=== What the exercise asks ===
Your task is to return all the entries below exactly, with every picture omitted.

=== Data extract ===
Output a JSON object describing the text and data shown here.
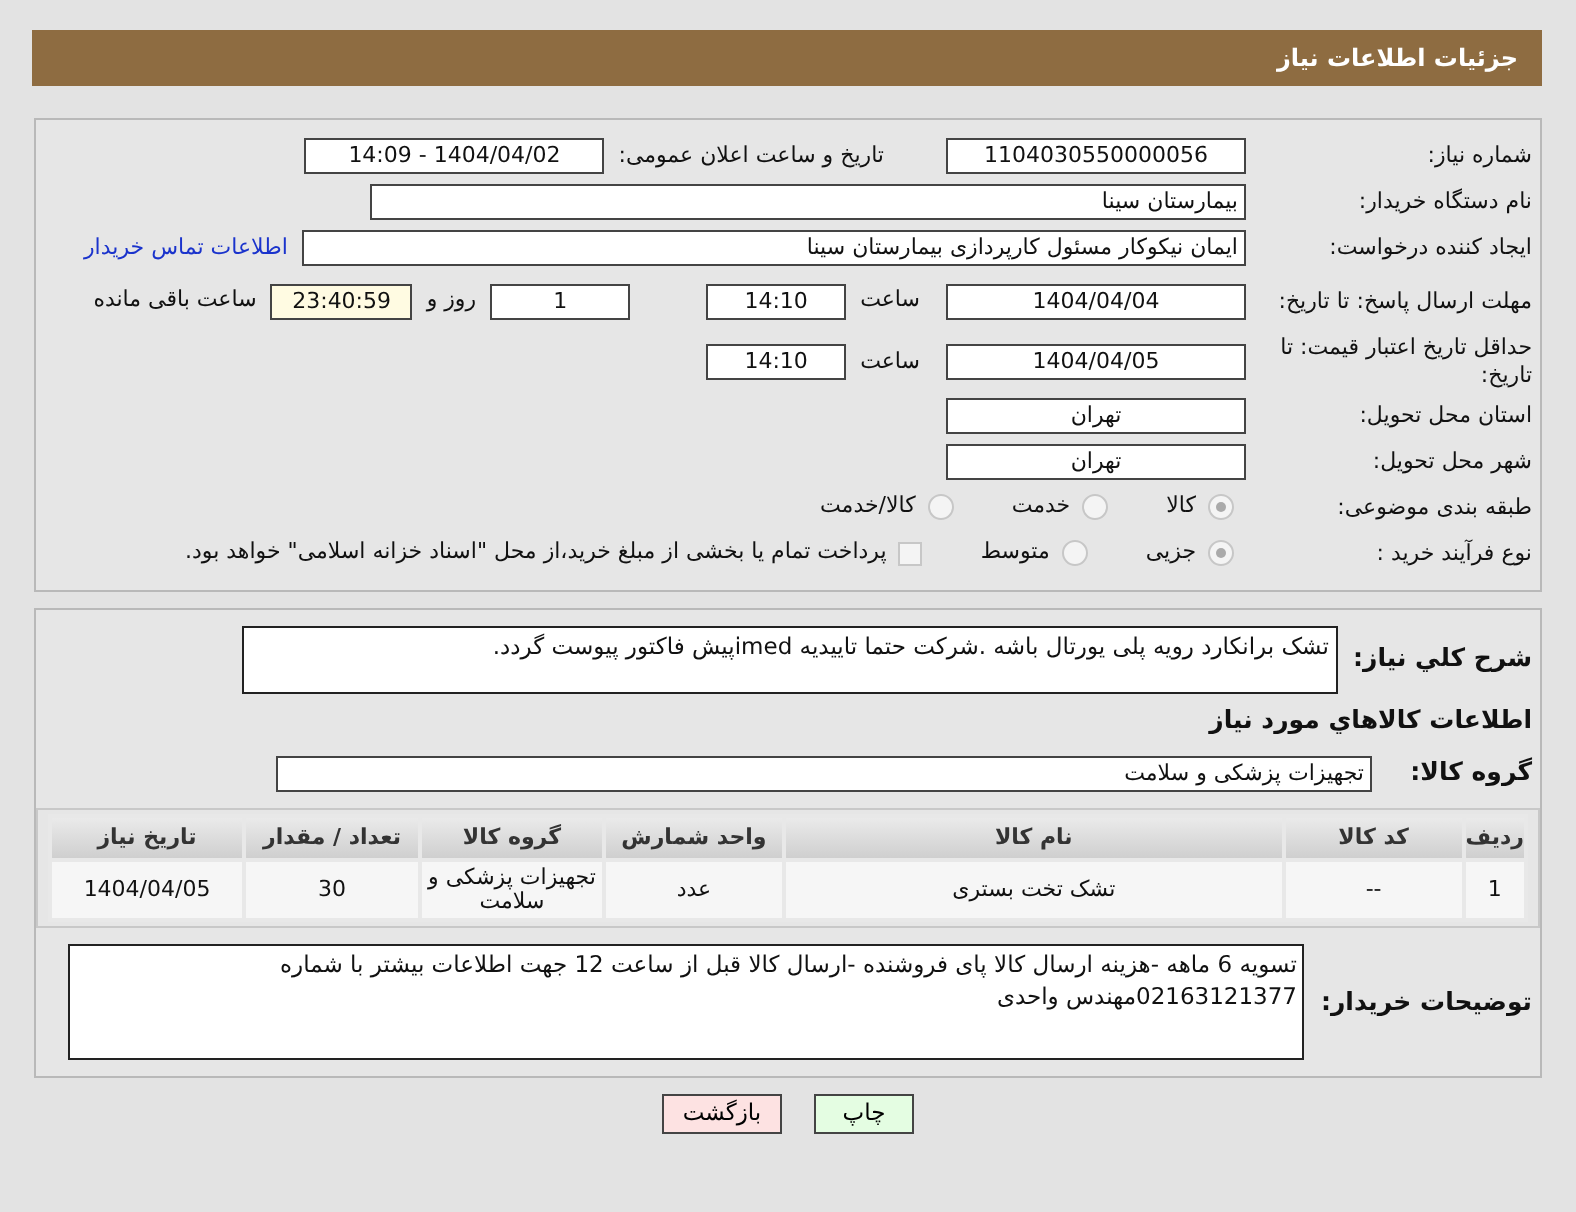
{
  "header": {
    "title": "جزئیات اطلاعات نیاز"
  },
  "details": [
    {
      "label": "شماره نیاز:",
      "items": [
        {
          "kind": "date",
          "value": "1104030550000056"
        },
        {
          "kind": "text",
          "value": "تاریخ و ساعت اعلان عمومی:"
        },
        {
          "kind": "date",
          "value": "1404/04/02 - 14:09"
        }
      ]
    },
    {
      "label": "نام دستگاه خریدار:",
      "items": [
        {
          "kind": "name",
          "value": "بیمارستان سینا"
        }
      ]
    },
    {
      "label": "ایجاد کننده درخواست:",
      "items": [
        {
          "kind": "name",
          "value": "ایمان نیکوکار مسئول کارپردازی  بیمارستان سینا"
        },
        {
          "kind": "link",
          "value": "اطلاعات تماس خریدار"
        }
      ]
    },
    {
      "label": "مهلت ارسال پاسخ: تا تاریخ:",
      "items": [
        {
          "kind": "date",
          "value": "1404/04/04"
        },
        {
          "kind": "text",
          "value": "ساعت"
        },
        {
          "kind": "time",
          "value": "14:10"
        },
        {
          "kind": "time",
          "value": "1"
        },
        {
          "kind": "text",
          "value": "روز و"
        },
        {
          "kind": "remaining",
          "value": "23:40:59"
        },
        {
          "kind": "text",
          "value": "ساعت باقی مانده"
        }
      ]
    },
    {
      "label": "حداقل تاریخ اعتبار قیمت: تا تاریخ:",
      "items": [
        {
          "kind": "date",
          "value": "1404/04/05"
        },
        {
          "kind": "text",
          "value": "ساعت"
        },
        {
          "kind": "time",
          "value": "14:10"
        }
      ]
    },
    {
      "label": "استان محل تحویل:",
      "items": [
        {
          "kind": "date",
          "value": "تهران"
        }
      ]
    },
    {
      "label": "شهر محل تحویل:",
      "items": [
        {
          "kind": "date",
          "value": "تهران"
        }
      ]
    },
    {
      "label": "طبقه بندی موضوعی:",
      "items": [
        {
          "kind": "radio",
          "value": "کالا",
          "selected": true
        },
        {
          "kind": "radio",
          "value": "خدمت",
          "selected": false
        },
        {
          "kind": "radio",
          "value": "کالا/خدمت",
          "selected": false
        }
      ]
    },
    {
      "label": "نوع فرآیند خرید :",
      "items": [
        {
          "kind": "radio",
          "value": "جزیی",
          "selected": true
        },
        {
          "kind": "radio",
          "value": "متوسط",
          "selected": false
        },
        {
          "kind": "checkbox",
          "value": "پرداخت تمام یا بخشی از مبلغ خرید،از محل \"اسناد خزانه اسلامی\" خواهد بود.",
          "checked": false
        }
      ]
    }
  ],
  "description": {
    "label": "شرح کلي نياز:",
    "value": "تشک برانکارد رویه پلی یورتال باشه .شرکت حتما تاییدیه imedپیش فاکتور پیوست گردد."
  },
  "goods_title": "اطلاعات کالاهاي مورد نياز",
  "goods_group": {
    "label": "گروه کالا:",
    "value": "تجهیزات پزشکی و سلامت"
  },
  "table": {
    "columns": [
      "ردیف",
      "کد کالا",
      "نام کالا",
      "واحد شمارش",
      "گروه کالا",
      "تعداد / مقدار",
      "تاریخ نیاز"
    ],
    "rows": [
      [
        "1",
        "--",
        "تشک تخت بستری",
        "عدد",
        "تجهیزات پزشکی و سلامت",
        "30",
        "1404/04/05"
      ]
    ]
  },
  "buyer_notes": {
    "label": "توضیحات خریدار:",
    "value": "تسویه 6 ماهه -هزینه ارسال کالا پای فروشنده -ارسال کالا قبل از ساعت 12 جهت اطلاعات بیشتر با شماره 02163121377مهندس واحدی"
  },
  "buttons": [
    {
      "kind": "print",
      "label": "چاپ"
    },
    {
      "kind": "back",
      "label": "بازگشت"
    }
  ]
}
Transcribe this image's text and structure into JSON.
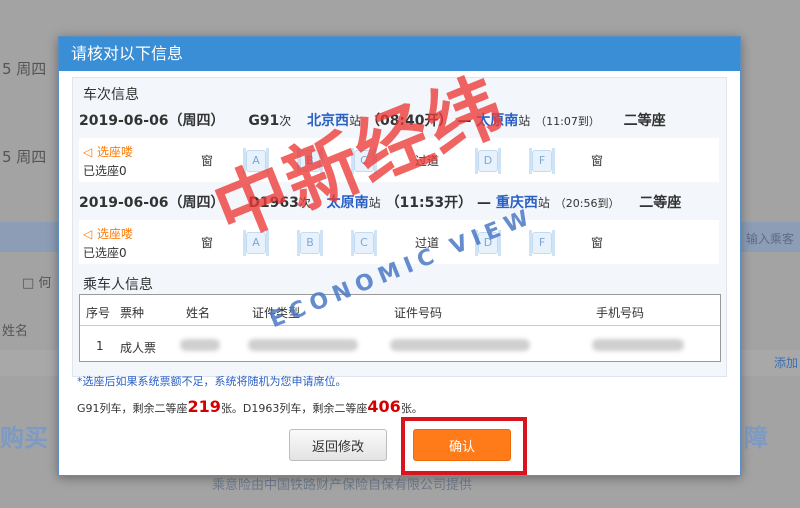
{
  "background": {
    "weekday_1": "5 周四",
    "weekday_2": "5 周四",
    "checkbox_label": "□ 何",
    "name_field": "姓名",
    "add_link": "添加",
    "search_placeholder": "输入乘客",
    "left_big": "购买",
    "right_big": "障",
    "footer": "乘意险由中国铁路财产保险自保有限公司提供"
  },
  "dialog": {
    "title": "请核对以下信息",
    "trains_label": "车次信息",
    "trips": [
      {
        "date": "2019-06-06（周四）",
        "train": "G91",
        "train_suffix": "次",
        "from": "北京西",
        "from_suffix": "站",
        "depart": "（08:40开）",
        "dash": "—",
        "to": "太原南",
        "to_suffix": "站",
        "arrive": "（11:07到）",
        "seat_class": "二等座",
        "seat_map": [
          "A",
          "B",
          "C",
          "D",
          "F"
        ]
      },
      {
        "date": "2019-06-06（周四）",
        "train": "D1963",
        "train_suffix": "次",
        "from": "太原南",
        "from_suffix": "站",
        "depart": "（11:53开）",
        "dash": "—",
        "to": "重庆西",
        "to_suffix": "站",
        "arrive": "（20:56到）",
        "seat_class": "二等座",
        "seat_map": [
          "A",
          "B",
          "C",
          "D",
          "F"
        ]
      }
    ],
    "select_seat": "选座喽",
    "chosen": "已选座0",
    "window": "窗",
    "aisle": "过道",
    "passenger_label": "乘车人信息",
    "table_headers": [
      "序号",
      "票种",
      "姓名",
      "证件类型",
      "证件号码",
      "手机号码"
    ],
    "passengers": [
      {
        "index": "1",
        "ticket_type": "成人票"
      }
    ],
    "note": "*选座后如果系统票额不足，系统将随机为您申请席位。",
    "remaining": {
      "prefix": "G91列车，剩余二等座",
      "count1": "219",
      "mid": "张。D1963列车，剩余二等座",
      "count2": "406",
      "suffix": "张。"
    },
    "back_button": "返回修改",
    "confirm_button": "确认"
  },
  "watermark": {
    "cn": "中新经纬",
    "en": "ECONOMIC VIEW"
  },
  "colors": {
    "header_blue": "#3a8ed6",
    "station_blue": "#2a5fc6",
    "confirm_orange": "#ff7b19",
    "highlight_red": "#d8141e",
    "count_red": "#d40000"
  }
}
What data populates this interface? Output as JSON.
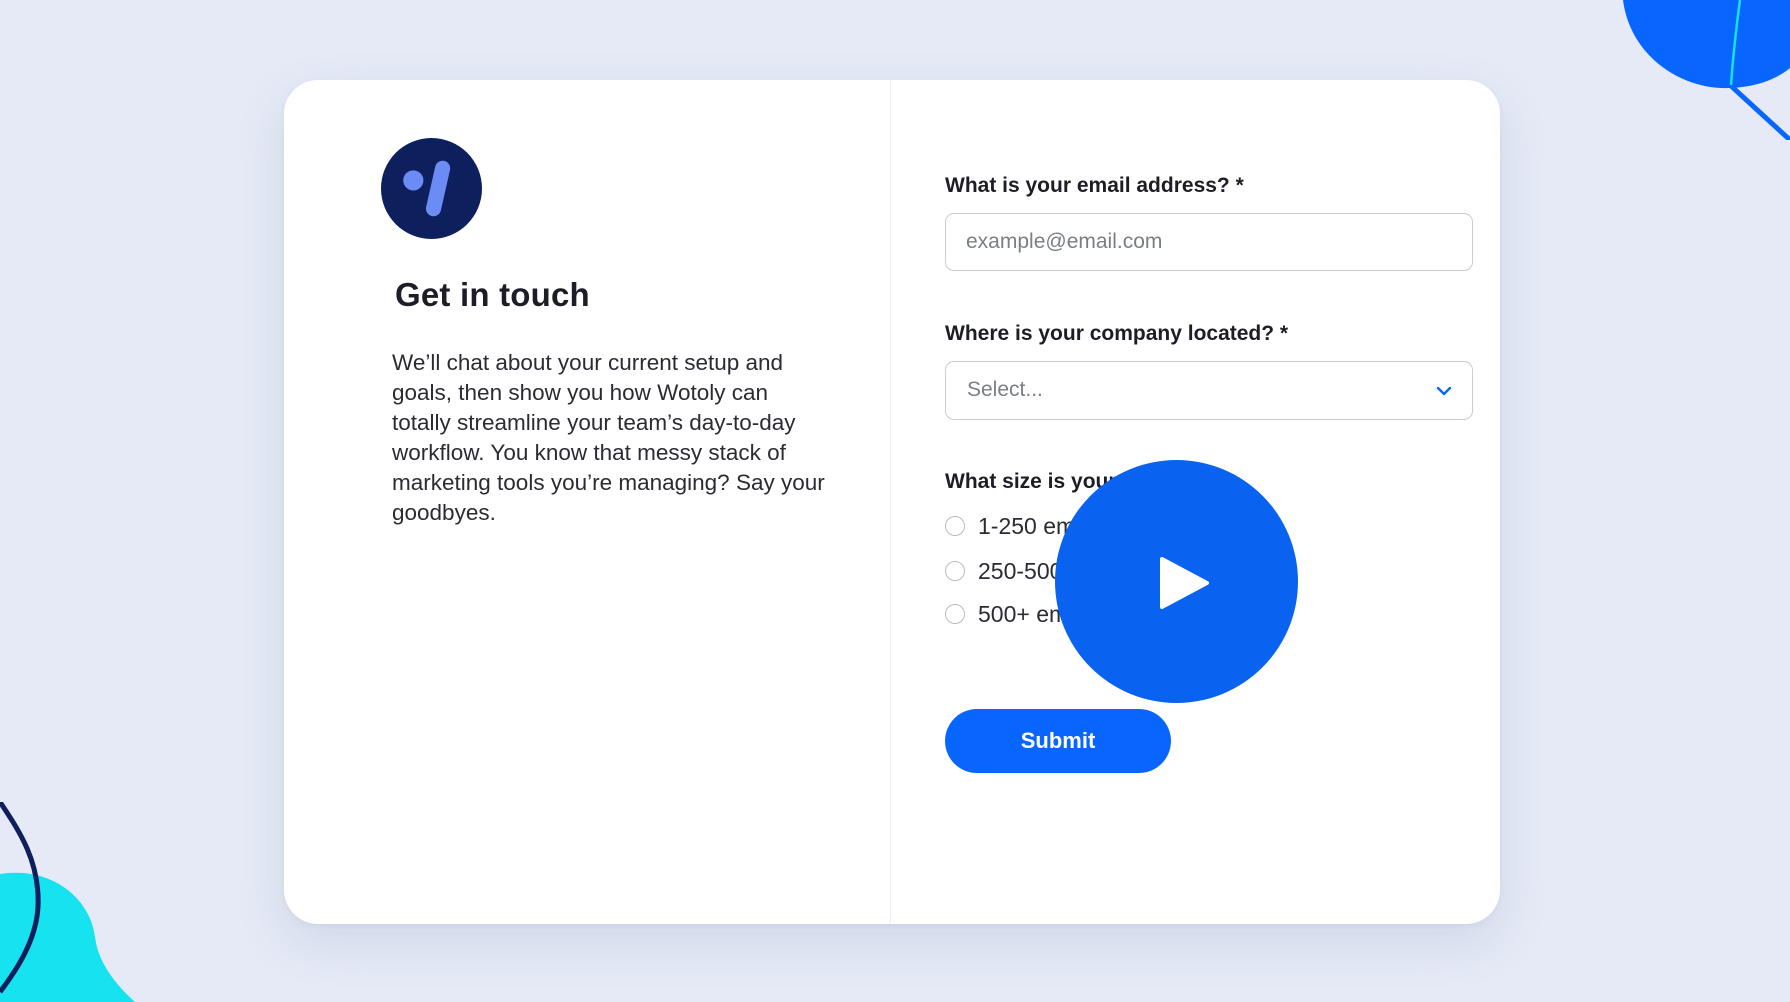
{
  "theme": {
    "accent": "#0866ff",
    "background": "#e5eaf6",
    "logo_bg": "#0d1f5c",
    "logo_mark": "#6b8cf5",
    "deco_blue": "#0866ff",
    "deco_cyan": "#17e2f0"
  },
  "left": {
    "logo_icon": "brand-logo-icon",
    "title": "Get in touch",
    "description": "We’ll chat about your current setup and goals, then show you how Wotoly can totally streamline your team’s day-to-day workflow. You know that messy stack of marketing tools you’re managing? Say your goodbyes."
  },
  "form": {
    "email": {
      "label": "What is your email address? *",
      "placeholder": "example@email.com",
      "value": ""
    },
    "location": {
      "label": "Where is your company located? *",
      "selected": "Select...",
      "icon": "chevron-down-icon"
    },
    "size": {
      "label": "What size is your company?",
      "options": [
        {
          "label": "1-250 employees",
          "selected": false
        },
        {
          "label": "250-500 employees",
          "selected": false
        },
        {
          "label": "500+ employees",
          "selected": false
        }
      ]
    },
    "submit_label": "Submit"
  },
  "overlay": {
    "play_icon": "play-icon"
  }
}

=== Problem solution ===
Output a JSON object describing the text and data shown here.
{
  "header": {
    "title": "جزئیات اطلاعات نیاز"
  },
  "details": [
    {
      "label": "شماره نیاز:",
      "items": [
        {
          "kind": "date",
          "value": "1104030550000056"
        },
        {
          "kind": "text",
          "value": "تاریخ و ساعت اعلان عمومی:"
        },
        {
          "kind": "date",
          "value": "1404/04/02 - 14:09"
        }
      ]
    },
    {
      "label": "نام دستگاه خریدار:",
      "items": [
        {
          "kind": "name",
          "value": "بیمارستان سینا"
        }
      ]
    },
    {
      "label": "ایجاد کننده درخواست:",
      "items": [
        {
          "kind": "name",
          "value": "ایمان نیکوکار مسئول کارپردازی  بیمارستان سینا"
        },
        {
          "kind": "link",
          "value": "اطلاعات تماس خریدار"
        }
      ]
    },
    {
      "label": "مهلت ارسال پاسخ: تا تاریخ:",
      "items": [
        {
          "kind": "date",
          "value": "1404/04/04"
        },
        {
          "kind": "text",
          "value": "ساعت"
        },
        {
          "kind": "time",
          "value": "14:10"
        },
        {
          "kind": "time",
          "value": "1"
        },
        {
          "kind": "text",
          "value": "روز و"
        },
        {
          "kind": "remaining",
          "value": "23:40:59"
        },
        {
          "kind": "text",
          "value": "ساعت باقی مانده"
        }
      ]
    },
    {
      "label": "حداقل تاریخ اعتبار قیمت: تا تاریخ:",
      "items": [
        {
          "kind": "date",
          "value": "1404/04/05"
        },
        {
          "kind": "text",
          "value": "ساعت"
        },
        {
          "kind": "time",
          "value": "14:10"
        }
      ]
    },
    {
      "label": "استان محل تحویل:",
      "items": [
        {
          "kind": "date",
          "value": "تهران"
        }
      ]
    },
    {
      "label": "شهر محل تحویل:",
      "items": [
        {
          "kind": "date",
          "value": "تهران"
        }
      ]
    },
    {
      "label": "طبقه بندی موضوعی:",
      "items": [
        {
          "kind": "radio",
          "value": "کالا",
          "selected": true
        },
        {
          "kind": "radio",
          "value": "خدمت",
          "selected": false
        },
        {
          "kind": "radio",
          "value": "کالا/خدمت",
          "selected": false
        }
      ]
    },
    {
      "label": "نوع فرآیند خرید :",
      "items": [
        {
          "kind": "radio",
          "value": "جزیی",
          "selected": true
        },
        {
          "kind": "radio",
          "value": "متوسط",
          "selected": false
        },
        {
          "kind": "checkbox",
          "value": "پرداخت تمام یا بخشی از مبلغ خرید،از محل \"اسناد خزانه اسلامی\" خواهد بود.",
          "checked": false
        }
      ]
    }
  ],
  "description": {
    "label": "شرح کلي نياز:",
    "value": "تشک برانکارد رویه پلی یورتال باشه .شرکت حتما تاییدیه imedپیش فاکتور پیوست گردد."
  },
  "goods_title": "اطلاعات کالاهاي مورد نياز",
  "goods_group": {
    "label": "گروه کالا:",
    "value": "تجهیزات پزشکی و سلامت"
  },
  "table": {
    "columns": [
      "ردیف",
      "کد کالا",
      "نام کالا",
      "واحد شمارش",
      "گروه کالا",
      "تعداد / مقدار",
      "تاریخ نیاز"
    ],
    "rows": [
      [
        "1",
        "--",
        "تشک تخت بستری",
        "عدد",
        "تجهیزات پزشکی و سلامت",
        "30",
        "1404/04/05"
      ]
    ]
  },
  "buyer_notes": {
    "label": "توضیحات خریدار:",
    "value": "تسویه 6 ماهه -هزینه ارسال کالا پای فروشنده -ارسال کالا قبل از ساعت 12 جهت اطلاعات بیشتر با شماره 02163121377مهندس واحدی"
  },
  "buttons": [
    {
      "kind": "print",
      "label": "چاپ"
    },
    {
      "kind": "back",
      "label": "بازگشت"
    }
  ]
}
Transcribe this image's text and structure into JSON.
{
  "background": {
    "weekday_1": "5 周四",
    "weekday_2": "5 周四",
    "checkbox_label": "□ 何",
    "name_field": "姓名",
    "add_link": "添加",
    "search_placeholder": "输入乘客",
    "left_big": "购买",
    "right_big": "障",
    "footer": "乘意险由中国铁路财产保险自保有限公司提供"
  },
  "dialog": {
    "title": "请核对以下信息",
    "trains_label": "车次信息",
    "trips": [
      {
        "date": "2019-06-06（周四）",
        "train": "G91",
        "train_suffix": "次",
        "from": "北京西",
        "from_suffix": "站",
        "depart": "（08:40开）",
        "dash": "—",
        "to": "太原南",
        "to_suffix": "站",
        "arrive": "（11:07到）",
        "seat_class": "二等座",
        "seat_map": [
          "A",
          "B",
          "C",
          "D",
          "F"
        ]
      },
      {
        "date": "2019-06-06（周四）",
        "train": "D1963",
        "train_suffix": "次",
        "from": "太原南",
        "from_suffix": "站",
        "depart": "（11:53开）",
        "dash": "—",
        "to": "重庆西",
        "to_suffix": "站",
        "arrive": "（20:56到）",
        "seat_class": "二等座",
        "seat_map": [
          "A",
          "B",
          "C",
          "D",
          "F"
        ]
      }
    ],
    "select_seat": "选座喽",
    "chosen": "已选座0",
    "window": "窗",
    "aisle": "过道",
    "passenger_label": "乘车人信息",
    "table_headers": [
      "序号",
      "票种",
      "姓名",
      "证件类型",
      "证件号码",
      "手机号码"
    ],
    "passengers": [
      {
        "index": "1",
        "ticket_type": "成人票"
      }
    ],
    "note": "*选座后如果系统票额不足，系统将随机为您申请席位。",
    "remaining": {
      "prefix": "G91列车，剩余二等座",
      "count1": "219",
      "mid": "张。D1963列车，剩余二等座",
      "count2": "406",
      "suffix": "张。"
    },
    "back_button": "返回修改",
    "confirm_button": "确认"
  },
  "watermark": {
    "cn": "中新经纬",
    "en": "ECONOMIC VIEW"
  },
  "colors": {
    "header_blue": "#3a8ed6",
    "station_blue": "#2a5fc6",
    "confirm_orange": "#ff7b19",
    "highlight_red": "#d8141e",
    "count_red": "#d40000"
  }
}
What data populates this interface? Output as JSON.
{
  "theme": {
    "accent": "#0866ff",
    "background": "#e5eaf6",
    "logo_bg": "#0d1f5c",
    "logo_mark": "#6b8cf5",
    "deco_blue": "#0866ff",
    "deco_cyan": "#17e2f0"
  },
  "left": {
    "logo_icon": "brand-logo-icon",
    "title": "Get in touch",
    "description": "We’ll chat about your current setup and goals, then show you how Wotoly can totally streamline your team’s day-to-day workflow. You know that messy stack of marketing tools you’re managing? Say your goodbyes."
  },
  "form": {
    "email": {
      "label": "What is your email address? *",
      "placeholder": "example@email.com",
      "value": ""
    },
    "location": {
      "label": "Where is your company located? *",
      "selected": "Select...",
      "icon": "chevron-down-icon"
    },
    "size": {
      "label": "What size is your company?",
      "options": [
        {
          "label": "1-250 employees",
          "selected": false
        },
        {
          "label": "250-500 employees",
          "selected": false
        },
        {
          "label": "500+ employees",
          "selected": false
        }
      ]
    },
    "submit_label": "Submit"
  },
  "overlay": {
    "play_icon": "play-icon"
  }
}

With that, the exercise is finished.